My Early Experience with the Department of Veterans’ Affairs
Hi guys, this blog pot is relatively negative in its tone as it describes my experience with the Department of Veterans’ Affairs (DVA) abut 15 years ago – I am putting it in here to act as a benchmark to measure how DVA has changed in its dealings with clients. This will hopefully become evident in future posts as we progress down the road to recovery. I promise the next post will be more positive and deal with re-engagement with past friends.
I have heard many stories of veterans experiencing difficulties with dealing with the Department of Veterans; Affairs. I understand this attitude has now changed. This is an early experience I had with them for a physical injury from 2000.
After 19 years of service, carrying heavy loads, moving equipment, traipsing across the country carrying packs, rifles, ammunition, etc I decided to change my life and find a more sedentary life in the public (civil) service. Within three months of leaving the Army, I went to the local garden centre and bought a relatively easy to manage bag of garden fertiliser. When I got home and took the bag out of the car I felt my back crack and immediately dropped the bag. I knew I had done something but didn’t think too much of it – after all, it was not uncommon to have lots of cracks and twinges occur after so many years of physical work.
That evening my back felt a little numb but I thought a night in bed would be all that was needed to fix the problem. Suffice to say, I didn’t sleep very well, despite taking over the counter pain killers. When I went to get out of bed in the morning I was in agony – a grinding pain was in my lower back and the feeling similar to how I would imagine a red hot poker would feel being inserted into my lower back and pushed down into my left leg. I managed to roll out of bed and onto the floor, still thinking things would be okay.
I used the bed to climb up onto my feet with the plan of going into work and seeing how the back went – if it was still sore I would grad some codeine tablets and soldier on. However, the stoic approach was not to be. Standing was agony, sitting was no better – the only relief from the pain was lying in the on the floor in the foetal position. At this stage I thought that maybe I had done more than just pull a muscle.
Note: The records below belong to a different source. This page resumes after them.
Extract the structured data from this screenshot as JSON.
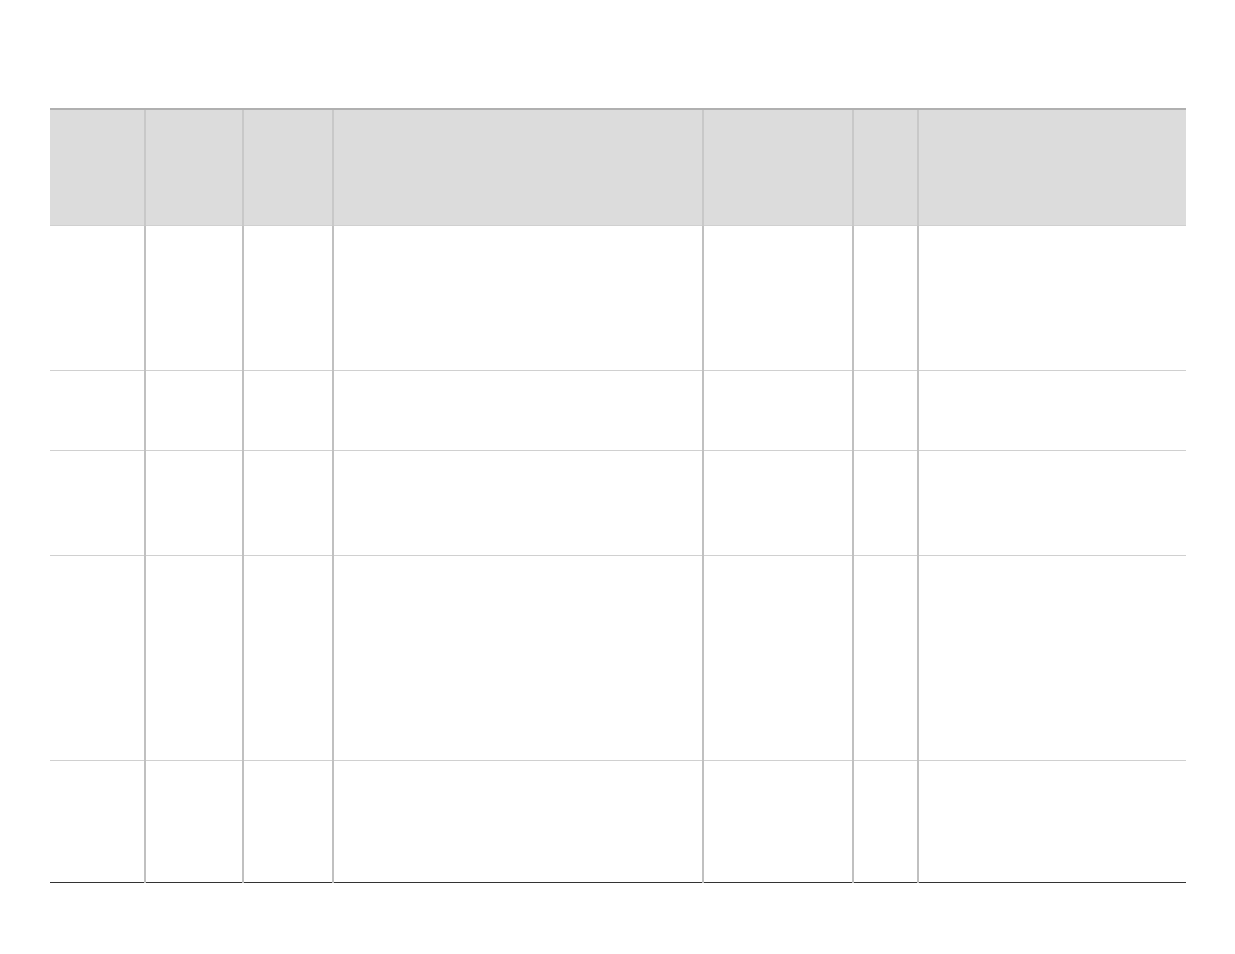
{
  "table": {
    "headers": [
      "",
      "",
      "",
      "",
      "",
      "",
      ""
    ],
    "rows": [
      {
        "cells": [
          "",
          "",
          "",
          "",
          "",
          "",
          ""
        ]
      },
      {
        "cells": [
          "",
          "",
          "",
          "",
          "",
          "",
          ""
        ]
      },
      {
        "cells": [
          "",
          "",
          "",
          "",
          "",
          "",
          ""
        ]
      },
      {
        "cells": [
          "",
          "",
          "",
          "",
          "",
          "",
          ""
        ]
      },
      {
        "cells": [
          "",
          "",
          "",
          "",
          "",
          "",
          ""
        ]
      }
    ]
  }
}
Long story short I managed to get an appointment to see my general practitioner the next day and after a very, very uncomfortable day and night I was seen and advised to immediately go to the local clinic and have scans done on my back to ascertain the damage. The drive to the clinic was a nightmare – sitting was agony and I found myself having to stop numerous times and lie on the back seat to try to get some relief.
I managed to eventually get to the clinic and was scanned, tested and prodded. I left and was told to get an appointment to see my GP to be given the results. Before I got home, I received a call on my mobile phone (yes it was the relatively early days of mobiles but my work provided me with one) and told to go straight to the GP’s surgery.
Once there, he told me I had burst a disc in my back and needed immediate surgery to have it repaired. The next day or so is a now a bit of a blur but, within three days I was in hospital and under the knife of a neurosurgeon to remove the disc and scrape its remnants from my spinal cord, reducing the pressure and, hopefully, allow me to continue to be able to walk.
After seven weeks I was eventually able to return to work despite the ongoing pain in my left leg and lower back. After few weeks it was suggested to me, it was odd that lifting a bag that size should have caused such damage an maybe all the years of Army lifting would have weakened my back and, even though I had been out for three months, there would clearly be a link that it would have been a contributing factor.
So I went through the process of making a claim through the department. Mistakenly, I did it by myself, without the assistance of an advocate – I never even knew they existed. Advocates are, generally, ex-service people who are trained by Veterans’ Affairs in managing and submitting claims – they are worth their weight in gold.
So, after attending a number of required appointments and consultations with Veterans’ Affairs appointed doctors, my claim was rejected. By this stage I was exhausted by the process and, even when told I could appeal the decision, I had no fight left in my and just threw the letter into the filing cabinet with a hearty “Fuck that, I can’t go through any more of this shit”. They had won.
Even now, 18 years later, I still have chronic pain in my lower back and left leg and my left foot is numb. But I had been worn down by the system and gave up… I hear the Veterans’ Affairs has recently had a change in policy and attitude so it is more receptive and responsive to the veterans rather than looking for loopholes to counter any claims. We shall see, as my current claims go through the system… with the help of an advocate.
I would be interested to hear any stories from you guys about your experiences – please don’t just make it a whinge or a story about a friend whose cousin had an experience – just your personal experience would be good to hear.